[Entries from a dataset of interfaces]
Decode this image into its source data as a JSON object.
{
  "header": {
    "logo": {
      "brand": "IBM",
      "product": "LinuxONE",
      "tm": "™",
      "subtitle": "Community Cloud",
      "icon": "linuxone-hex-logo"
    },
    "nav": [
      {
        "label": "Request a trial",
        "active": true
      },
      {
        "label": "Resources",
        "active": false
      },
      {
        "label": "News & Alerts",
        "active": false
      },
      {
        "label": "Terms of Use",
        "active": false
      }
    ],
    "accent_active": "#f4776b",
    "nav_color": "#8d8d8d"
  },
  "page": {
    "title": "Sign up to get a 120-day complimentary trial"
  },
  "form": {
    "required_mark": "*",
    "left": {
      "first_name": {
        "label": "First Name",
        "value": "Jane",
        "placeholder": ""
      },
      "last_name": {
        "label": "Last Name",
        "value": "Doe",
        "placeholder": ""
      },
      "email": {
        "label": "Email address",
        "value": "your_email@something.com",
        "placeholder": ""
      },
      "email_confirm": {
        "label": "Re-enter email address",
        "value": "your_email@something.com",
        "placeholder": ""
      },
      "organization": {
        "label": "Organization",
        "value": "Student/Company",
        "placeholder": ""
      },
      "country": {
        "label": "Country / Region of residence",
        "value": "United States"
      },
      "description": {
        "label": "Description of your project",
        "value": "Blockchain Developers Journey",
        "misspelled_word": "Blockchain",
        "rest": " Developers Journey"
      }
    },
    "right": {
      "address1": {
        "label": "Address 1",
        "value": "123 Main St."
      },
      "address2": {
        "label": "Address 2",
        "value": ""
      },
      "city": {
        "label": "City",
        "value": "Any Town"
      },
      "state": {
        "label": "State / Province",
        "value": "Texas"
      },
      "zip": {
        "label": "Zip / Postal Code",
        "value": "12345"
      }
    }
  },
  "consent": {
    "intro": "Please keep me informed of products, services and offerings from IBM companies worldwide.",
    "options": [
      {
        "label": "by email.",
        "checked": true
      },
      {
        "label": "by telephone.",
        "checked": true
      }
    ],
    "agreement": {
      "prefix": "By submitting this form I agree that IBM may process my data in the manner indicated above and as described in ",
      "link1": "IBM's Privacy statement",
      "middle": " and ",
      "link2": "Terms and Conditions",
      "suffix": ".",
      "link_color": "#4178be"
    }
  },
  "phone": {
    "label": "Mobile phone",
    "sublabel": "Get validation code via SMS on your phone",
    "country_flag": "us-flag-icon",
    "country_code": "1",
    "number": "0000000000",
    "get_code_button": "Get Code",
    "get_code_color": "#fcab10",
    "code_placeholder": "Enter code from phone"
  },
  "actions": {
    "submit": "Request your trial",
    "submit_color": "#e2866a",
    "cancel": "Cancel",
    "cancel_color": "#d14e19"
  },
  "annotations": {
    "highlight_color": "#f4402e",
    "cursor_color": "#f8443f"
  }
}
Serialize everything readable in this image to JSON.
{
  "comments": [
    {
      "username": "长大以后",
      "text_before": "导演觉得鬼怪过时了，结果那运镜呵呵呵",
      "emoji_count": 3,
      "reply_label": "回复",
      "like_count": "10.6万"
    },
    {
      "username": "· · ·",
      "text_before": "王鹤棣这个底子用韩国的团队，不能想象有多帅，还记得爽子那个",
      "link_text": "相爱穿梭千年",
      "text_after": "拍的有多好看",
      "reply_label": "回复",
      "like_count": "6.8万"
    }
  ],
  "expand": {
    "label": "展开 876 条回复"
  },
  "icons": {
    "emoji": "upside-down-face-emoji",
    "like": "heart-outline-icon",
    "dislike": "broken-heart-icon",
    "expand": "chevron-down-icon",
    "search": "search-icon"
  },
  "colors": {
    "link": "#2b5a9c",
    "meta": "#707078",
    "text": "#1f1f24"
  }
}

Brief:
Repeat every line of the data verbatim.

The answer:
Decode this image into its source data as a JSON object.
{
  "header": {
    "logo": {
      "brand": "IBM",
      "product": "LinuxONE",
      "tm": "™",
      "subtitle": "Community Cloud",
      "icon": "linuxone-hex-logo"
    },
    "nav": [
      {
        "label": "Request a trial",
        "active": true
      },
      {
        "label": "Resources",
        "active": false
      },
      {
        "label": "News & Alerts",
        "active": false
      },
      {
        "label": "Terms of Use",
        "active": false
      }
    ],
    "accent_active": "#f4776b",
    "nav_color": "#8d8d8d"
  },
  "page": {
    "title": "Sign up to get a 120-day complimentary trial"
  },
  "form": {
    "required_mark": "*",
    "left": {
      "first_name": {
        "label": "First Name",
        "value": "Jane",
        "placeholder": ""
      },
      "last_name": {
        "label": "Last Name",
        "value": "Doe",
        "placeholder": ""
      },
      "email": {
        "label": "Email address",
        "value": "your_email@something.com",
        "placeholder": ""
      },
      "email_confirm": {
        "label": "Re-enter email address",
        "value": "your_email@something.com",
        "placeholder": ""
      },
      "organization": {
        "label": "Organization",
        "value": "Student/Company",
        "placeholder": ""
      },
      "country": {
        "label": "Country / Region of residence",
        "value": "United States"
      },
      "description": {
        "label": "Description of your project",
        "value": "Blockchain Developers Journey",
        "misspelled_word": "Blockchain",
        "rest": " Developers Journey"
      }
    },
    "right": {
      "address1": {
        "label": "Address 1",
        "value": "123 Main St."
      },
      "address2": {
        "label": "Address 2",
        "value": ""
      },
      "city": {
        "label": "City",
        "value": "Any Town"
      },
      "state": {
        "label": "State / Province",
        "value": "Texas"
      },
      "zip": {
        "label": "Zip / Postal Code",
        "value": "12345"
      }
    }
  },
  "consent": {
    "intro": "Please keep me informed of products, services and offerings from IBM companies worldwide.",
    "options": [
      {
        "label": "by email.",
        "checked": true
      },
      {
        "label": "by telephone.",
        "checked": true
      }
    ],
    "agreement": {
      "prefix": "By submitting this form I agree that IBM may process my data in the manner indicated above and as described in ",
      "link1": "IBM's Privacy statement",
      "middle": " and ",
      "link2": "Terms and Conditions",
      "suffix": ".",
      "link_color": "#4178be"
    }
  },
  "phone": {
    "label": "Mobile phone",
    "sublabel": "Get validation code via SMS on your phone",
    "country_flag": "us-flag-icon",
    "country_code": "1",
    "number": "0000000000",
    "get_code_button": "Get Code",
    "get_code_color": "#fcab10",
    "code_placeholder": "Enter code from phone"
  },
  "actions": {
    "submit": "Request your trial",
    "submit_color": "#e2866a",
    "cancel": "Cancel",
    "cancel_color": "#d14e19"
  },
  "annotations": {
    "highlight_color": "#f4402e",
    "cursor_color": "#f8443f"
  }
}
Serialize everything readable in this image to JSON.
{
  "comments": [
    {
      "username": "长大以后",
      "text_before": "导演觉得鬼怪过时了，结果那运镜呵呵呵",
      "emoji_count": 3,
      "reply_label": "回复",
      "like_count": "10.6万"
    },
    {
      "username": "· · ·",
      "text_before": "王鹤棣这个底子用韩国的团队，不能想象有多帅，还记得爽子那个",
      "link_text": "相爱穿梭千年",
      "text_after": "拍的有多好看",
      "reply_label": "回复",
      "like_count": "6.8万"
    }
  ],
  "expand": {
    "label": "展开 876 条回复"
  },
  "icons": {
    "emoji": "upside-down-face-emoji",
    "like": "heart-outline-icon",
    "dislike": "broken-heart-icon",
    "expand": "chevron-down-icon",
    "search": "search-icon"
  },
  "colors": {
    "link": "#2b5a9c",
    "meta": "#707078",
    "text": "#1f1f24"
  }
}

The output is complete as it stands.